::: DATASET
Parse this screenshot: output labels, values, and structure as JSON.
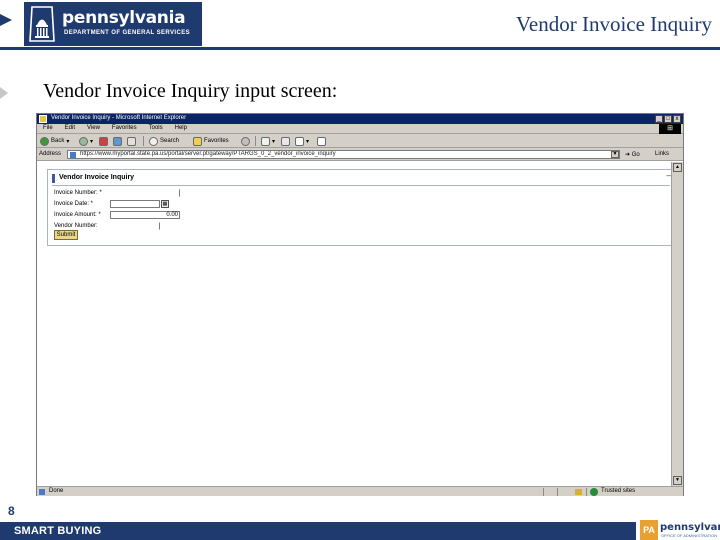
{
  "slide": {
    "logo_word": "pennsylvania",
    "logo_sub": "DEPARTMENT OF GENERAL SERVICES",
    "header_title": "Vendor Invoice Inquiry",
    "subtitle": "Vendor Invoice Inquiry input screen:",
    "page_number": "8",
    "footer_text": "SMART BUYING",
    "footer_logo_mark": "PA",
    "footer_logo_word": "pennsylvania",
    "footer_logo_sub": "OFFICE OF ADMINISTRATION",
    "brand_color": "#1f3a6e"
  },
  "browser": {
    "window_title": "Vendor Invoice Inquiry - Microsoft Internet Explorer",
    "window_buttons": [
      "_",
      "□",
      "x"
    ],
    "menu": [
      "File",
      "Edit",
      "View",
      "Favorites",
      "Tools",
      "Help"
    ],
    "toolbar": {
      "back": "Back",
      "search": "Search",
      "favorites": "Favorites"
    },
    "address_label": "Address",
    "address_url": "https://www.myportal.state.pa.us/portal/server.pt/gateway/PTARGS_0_2_vendor_invoice_inquiry",
    "go_label": "Go",
    "links_label": "Links",
    "status_text": "Done",
    "status_zone": "Trusted sites"
  },
  "portlet": {
    "title": "Vendor Invoice Inquiry",
    "minimize": "–",
    "fields": [
      {
        "label": "Invoice Number: *",
        "value": ""
      },
      {
        "label": "Invoice Date: *",
        "value": ""
      },
      {
        "label": "Invoice Amount: *",
        "value": "0.00"
      },
      {
        "label": "Vendor Number:",
        "value": ""
      }
    ],
    "submit_label": "Submit"
  }
}
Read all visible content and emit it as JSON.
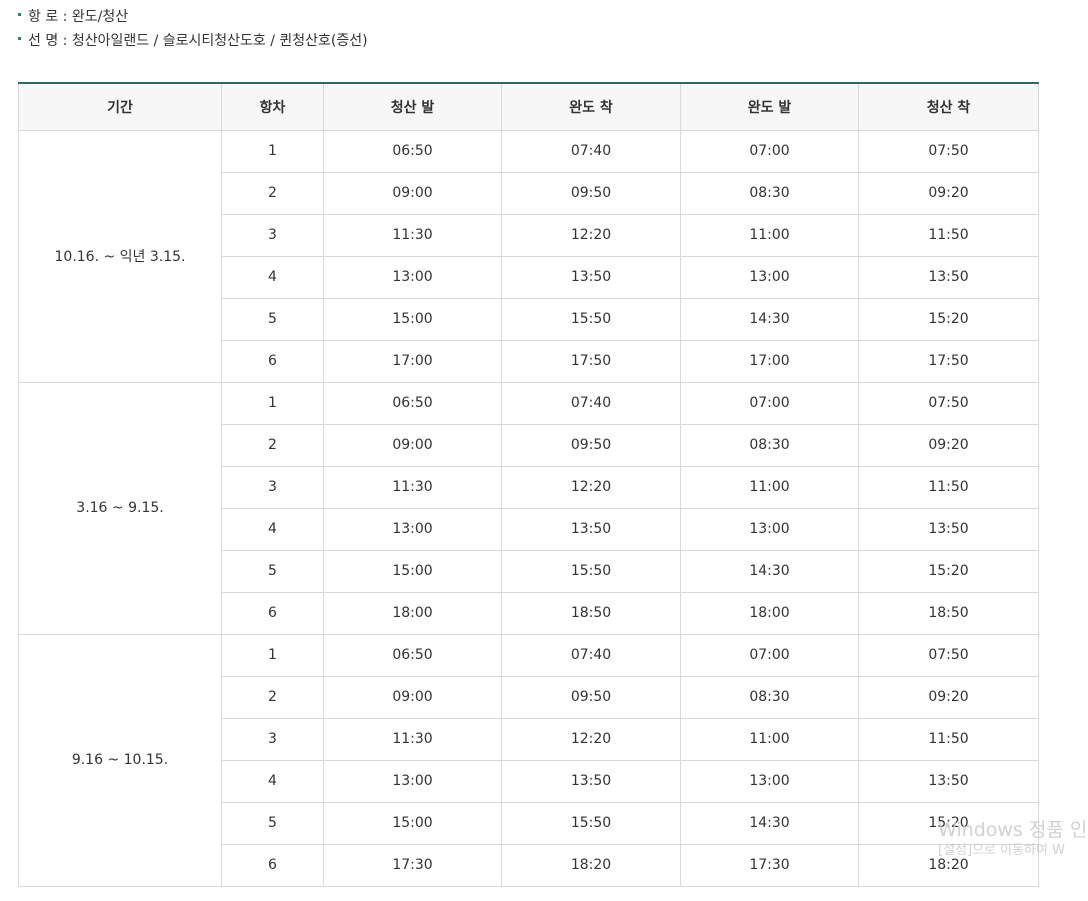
{
  "info": [
    {
      "label": "항 로 :",
      "value": "완도/청산"
    },
    {
      "label": "선 명 :",
      "value": "청산아일랜드 / 슬로시티청산도호 / 퀸청산호(증선)"
    }
  ],
  "table": {
    "headers": [
      "기간",
      "항차",
      "청산 발",
      "완도 착",
      "완도 발",
      "청산 착"
    ],
    "periods": [
      {
        "period": "10.16. ~ 익년 3.15.",
        "rows": [
          [
            "1",
            "06:50",
            "07:40",
            "07:00",
            "07:50"
          ],
          [
            "2",
            "09:00",
            "09:50",
            "08:30",
            "09:20"
          ],
          [
            "3",
            "11:30",
            "12:20",
            "11:00",
            "11:50"
          ],
          [
            "4",
            "13:00",
            "13:50",
            "13:00",
            "13:50"
          ],
          [
            "5",
            "15:00",
            "15:50",
            "14:30",
            "15:20"
          ],
          [
            "6",
            "17:00",
            "17:50",
            "17:00",
            "17:50"
          ]
        ]
      },
      {
        "period": "3.16 ~ 9.15.",
        "rows": [
          [
            "1",
            "06:50",
            "07:40",
            "07:00",
            "07:50"
          ],
          [
            "2",
            "09:00",
            "09:50",
            "08:30",
            "09:20"
          ],
          [
            "3",
            "11:30",
            "12:20",
            "11:00",
            "11:50"
          ],
          [
            "4",
            "13:00",
            "13:50",
            "13:00",
            "13:50"
          ],
          [
            "5",
            "15:00",
            "15:50",
            "14:30",
            "15:20"
          ],
          [
            "6",
            "18:00",
            "18:50",
            "18:00",
            "18:50"
          ]
        ]
      },
      {
        "period": "9.16 ~ 10.15.",
        "rows": [
          [
            "1",
            "06:50",
            "07:40",
            "07:00",
            "07:50"
          ],
          [
            "2",
            "09:00",
            "09:50",
            "08:30",
            "09:20"
          ],
          [
            "3",
            "11:30",
            "12:20",
            "11:00",
            "11:50"
          ],
          [
            "4",
            "13:00",
            "13:50",
            "13:00",
            "13:50"
          ],
          [
            "5",
            "15:00",
            "15:50",
            "14:30",
            "15:20"
          ],
          [
            "6",
            "17:30",
            "18:20",
            "17:30",
            "18:20"
          ]
        ]
      }
    ]
  },
  "watermark": {
    "title": "Windows 정품 인",
    "subtitle": "[설정]으로 이동하여 W"
  },
  "colors": {
    "bullet": "#1a8a6e",
    "header_top_border": "#2e6b5e",
    "header_bg": "#f7f7f7",
    "border": "#d8d8d8"
  }
}
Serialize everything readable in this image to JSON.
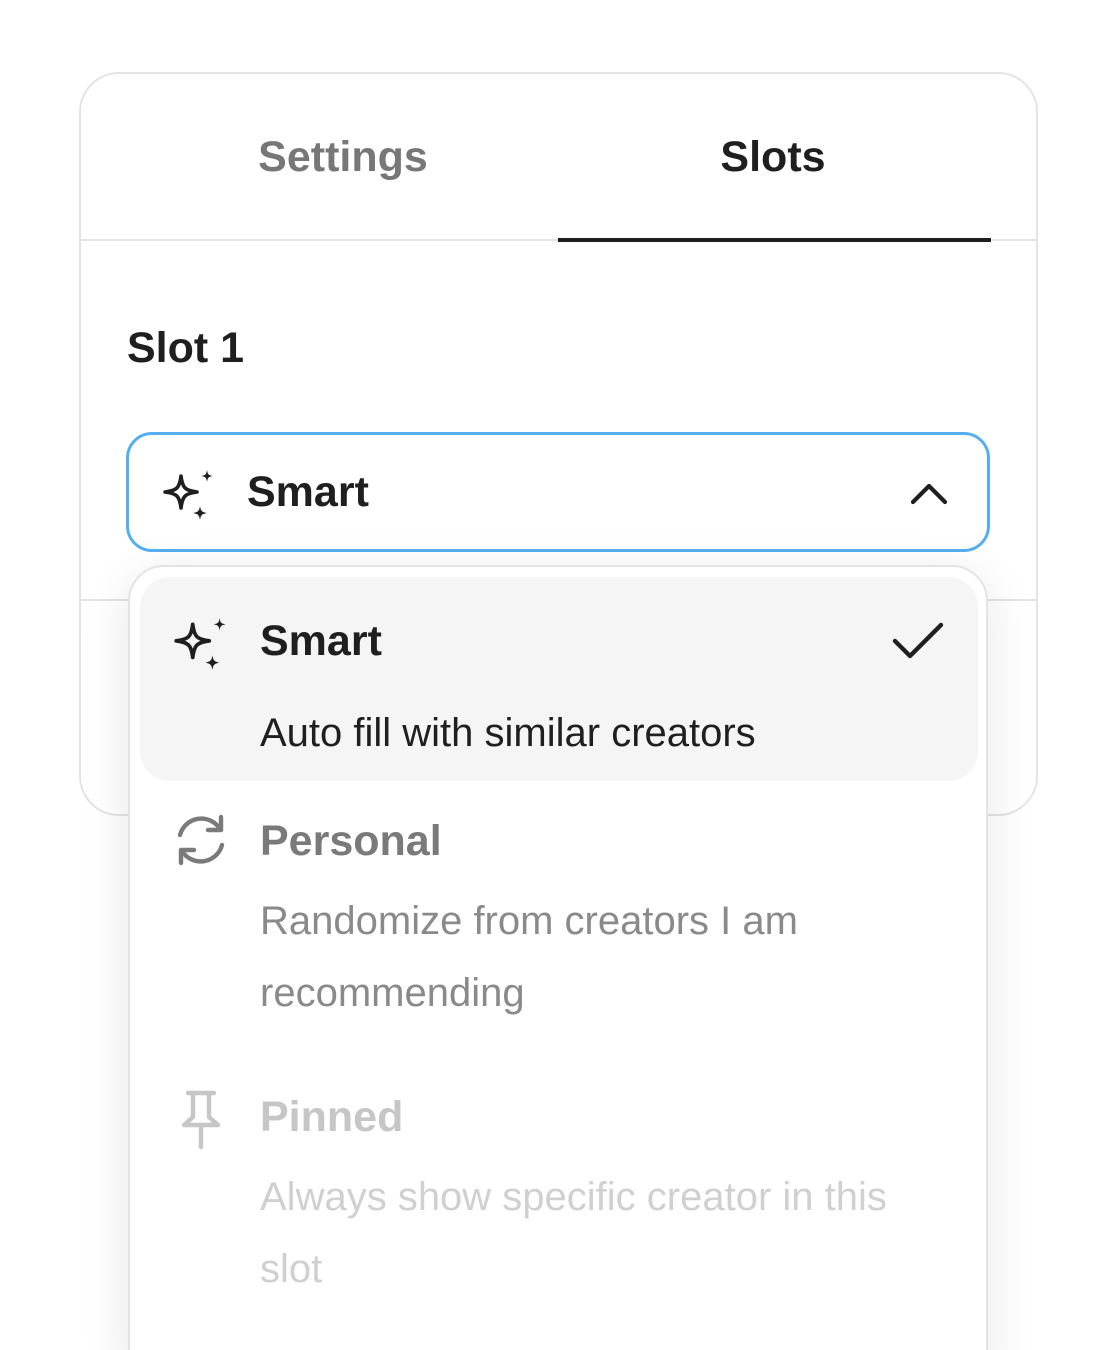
{
  "tabs": {
    "settings_label": "Settings",
    "slots_label": "Slots",
    "active": "Slots"
  },
  "slot": {
    "label": "Slot 1",
    "select": {
      "value": "Smart",
      "icon": "sparkles-icon",
      "expanded": true
    }
  },
  "dropdown": {
    "options": [
      {
        "title": "Smart",
        "description": "Auto fill with similar creators",
        "icon": "sparkles-icon",
        "selected": true
      },
      {
        "title": "Personal",
        "description": "Randomize from creators I am recommending",
        "icon": "refresh-icon",
        "selected": false
      },
      {
        "title": "Pinned",
        "description": "Always show specific creator in this slot",
        "icon": "pin-icon",
        "selected": false
      }
    ]
  },
  "colors": {
    "focus_border": "#56aef0",
    "text_primary": "#1f1f1f",
    "text_muted": "#7a7a7a",
    "text_faded": "#c6c6c6",
    "selected_bg": "#f5f5f5"
  }
}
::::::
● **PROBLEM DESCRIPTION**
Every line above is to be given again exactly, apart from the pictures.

● **REPLY TO THE TASK**
Parse this screenshot: output labels, values, and structure as JSON.
{
  "slide": {
    "logo_word": "pennsylvania",
    "logo_sub": "DEPARTMENT OF GENERAL SERVICES",
    "header_title": "Vendor Invoice Inquiry",
    "subtitle": "Vendor Invoice Inquiry input screen:",
    "page_number": "8",
    "footer_text": "SMART BUYING",
    "footer_logo_mark": "PA",
    "footer_logo_word": "pennsylvania",
    "footer_logo_sub": "OFFICE OF ADMINISTRATION",
    "brand_color": "#1f3a6e"
  },
  "browser": {
    "window_title": "Vendor Invoice Inquiry - Microsoft Internet Explorer",
    "window_buttons": [
      "_",
      "□",
      "x"
    ],
    "menu": [
      "File",
      "Edit",
      "View",
      "Favorites",
      "Tools",
      "Help"
    ],
    "toolbar": {
      "back": "Back",
      "search": "Search",
      "favorites": "Favorites"
    },
    "address_label": "Address",
    "address_url": "https://www.myportal.state.pa.us/portal/server.pt/gateway/PTARGS_0_2_vendor_invoice_inquiry",
    "go_label": "Go",
    "links_label": "Links",
    "status_text": "Done",
    "status_zone": "Trusted sites"
  },
  "portlet": {
    "title": "Vendor Invoice Inquiry",
    "minimize": "–",
    "fields": [
      {
        "label": "Invoice Number: *",
        "value": ""
      },
      {
        "label": "Invoice Date: *",
        "value": ""
      },
      {
        "label": "Invoice Amount: *",
        "value": "0.00"
      },
      {
        "label": "Vendor Number:",
        "value": ""
      }
    ],
    "submit_label": "Submit"
  }
}
Read all visible content and emit it as JSON.
{
  "info": [
    {
      "label": "항 로 :",
      "value": "완도/청산"
    },
    {
      "label": "선 명 :",
      "value": "청산아일랜드 / 슬로시티청산도호 / 퀸청산호(증선)"
    }
  ],
  "table": {
    "headers": [
      "기간",
      "항차",
      "청산 발",
      "완도 착",
      "완도 발",
      "청산 착"
    ],
    "periods": [
      {
        "period": "10.16. ~ 익년 3.15.",
        "rows": [
          [
            "1",
            "06:50",
            "07:40",
            "07:00",
            "07:50"
          ],
          [
            "2",
            "09:00",
            "09:50",
            "08:30",
            "09:20"
          ],
          [
            "3",
            "11:30",
            "12:20",
            "11:00",
            "11:50"
          ],
          [
            "4",
            "13:00",
            "13:50",
            "13:00",
            "13:50"
          ],
          [
            "5",
            "15:00",
            "15:50",
            "14:30",
            "15:20"
          ],
          [
            "6",
            "17:00",
            "17:50",
            "17:00",
            "17:50"
          ]
        ]
      },
      {
        "period": "3.16 ~ 9.15.",
        "rows": [
          [
            "1",
            "06:50",
            "07:40",
            "07:00",
            "07:50"
          ],
          [
            "2",
            "09:00",
            "09:50",
            "08:30",
            "09:20"
          ],
          [
            "3",
            "11:30",
            "12:20",
            "11:00",
            "11:50"
          ],
          [
            "4",
            "13:00",
            "13:50",
            "13:00",
            "13:50"
          ],
          [
            "5",
            "15:00",
            "15:50",
            "14:30",
            "15:20"
          ],
          [
            "6",
            "18:00",
            "18:50",
            "18:00",
            "18:50"
          ]
        ]
      },
      {
        "period": "9.16 ~ 10.15.",
        "rows": [
          [
            "1",
            "06:50",
            "07:40",
            "07:00",
            "07:50"
          ],
          [
            "2",
            "09:00",
            "09:50",
            "08:30",
            "09:20"
          ],
          [
            "3",
            "11:30",
            "12:20",
            "11:00",
            "11:50"
          ],
          [
            "4",
            "13:00",
            "13:50",
            "13:00",
            "13:50"
          ],
          [
            "5",
            "15:00",
            "15:50",
            "14:30",
            "15:20"
          ],
          [
            "6",
            "17:30",
            "18:20",
            "17:30",
            "18:20"
          ]
        ]
      }
    ]
  },
  "watermark": {
    "title": "Windows 정품 인",
    "subtitle": "[설정]으로 이동하여 W"
  },
  "colors": {
    "bullet": "#1a8a6e",
    "header_top_border": "#2e6b5e",
    "header_bg": "#f7f7f7",
    "border": "#d8d8d8"
  }
}
Serialize everything readable in this image to JSON.
{
  "tabs": {
    "settings_label": "Settings",
    "slots_label": "Slots",
    "active": "Slots"
  },
  "slot": {
    "label": "Slot 1",
    "select": {
      "value": "Smart",
      "icon": "sparkles-icon",
      "expanded": true
    }
  },
  "dropdown": {
    "options": [
      {
        "title": "Smart",
        "description": "Auto fill with similar creators",
        "icon": "sparkles-icon",
        "selected": true
      },
      {
        "title": "Personal",
        "description": "Randomize from creators I am recommending",
        "icon": "refresh-icon",
        "selected": false
      },
      {
        "title": "Pinned",
        "description": "Always show specific creator in this slot",
        "icon": "pin-icon",
        "selected": false
      }
    ]
  },
  "colors": {
    "focus_border": "#56aef0",
    "text_primary": "#1f1f1f",
    "text_muted": "#7a7a7a",
    "text_faded": "#c6c6c6",
    "selected_bg": "#f5f5f5"
  }
}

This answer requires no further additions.